:: EXERCISE DESCRIPTION ::
Where an image occurs, skip it and print the rest of the records verbatim.

:: THE INPUT ::
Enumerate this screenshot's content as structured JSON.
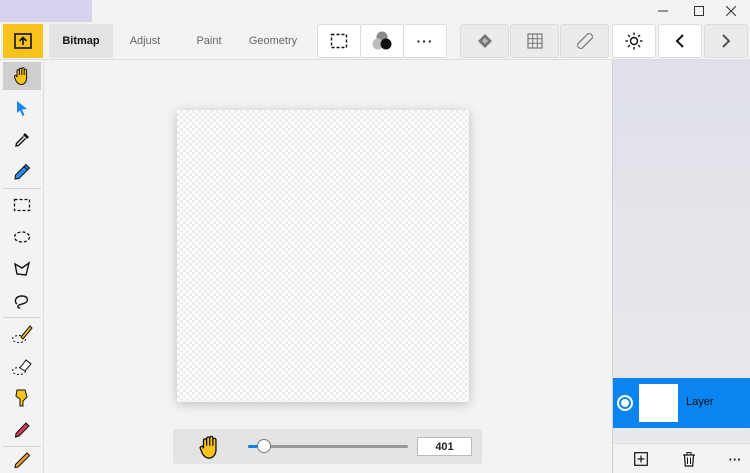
{
  "toolbar": {
    "tabs": [
      {
        "label": "Bitmap",
        "active": true
      },
      {
        "label": "Adjust",
        "active": false
      },
      {
        "label": "Paint",
        "active": false
      },
      {
        "label": "Geometry",
        "active": false
      }
    ],
    "more_label": "···",
    "accent_color": "#f7c31b"
  },
  "sidebar": {
    "tools": [
      "hand-icon",
      "pointer-icon",
      "eyedropper-icon",
      "color-dropper-icon",
      "rect-select-icon",
      "ellipse-select-icon",
      "polygon-lasso-icon",
      "lasso-icon",
      "brush-selection-icon",
      "eraser-selection-icon",
      "fill-icon",
      "pencil-icon",
      "pen-icon"
    ]
  },
  "zoom": {
    "value": "401",
    "level": 0.1
  },
  "layers": {
    "items": [
      {
        "name": "Layer",
        "selected": true
      }
    ],
    "more_label": "···",
    "selected_color": "#0a84f0"
  }
}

:: ANSWER SPACE ::
Enumerate this screenshot's content as structured JSON.
{
  "toolbar": {
    "tabs": [
      {
        "label": "Bitmap",
        "active": true
      },
      {
        "label": "Adjust",
        "active": false
      },
      {
        "label": "Paint",
        "active": false
      },
      {
        "label": "Geometry",
        "active": false
      }
    ],
    "more_label": "···",
    "accent_color": "#f7c31b"
  },
  "sidebar": {
    "tools": [
      "hand-icon",
      "pointer-icon",
      "eyedropper-icon",
      "color-dropper-icon",
      "rect-select-icon",
      "ellipse-select-icon",
      "polygon-lasso-icon",
      "lasso-icon",
      "brush-selection-icon",
      "eraser-selection-icon",
      "fill-icon",
      "pencil-icon",
      "pen-icon"
    ]
  },
  "zoom": {
    "value": "401",
    "level": 0.1
  },
  "layers": {
    "items": [
      {
        "name": "Layer",
        "selected": true
      }
    ],
    "more_label": "···",
    "selected_color": "#0a84f0"
  }
}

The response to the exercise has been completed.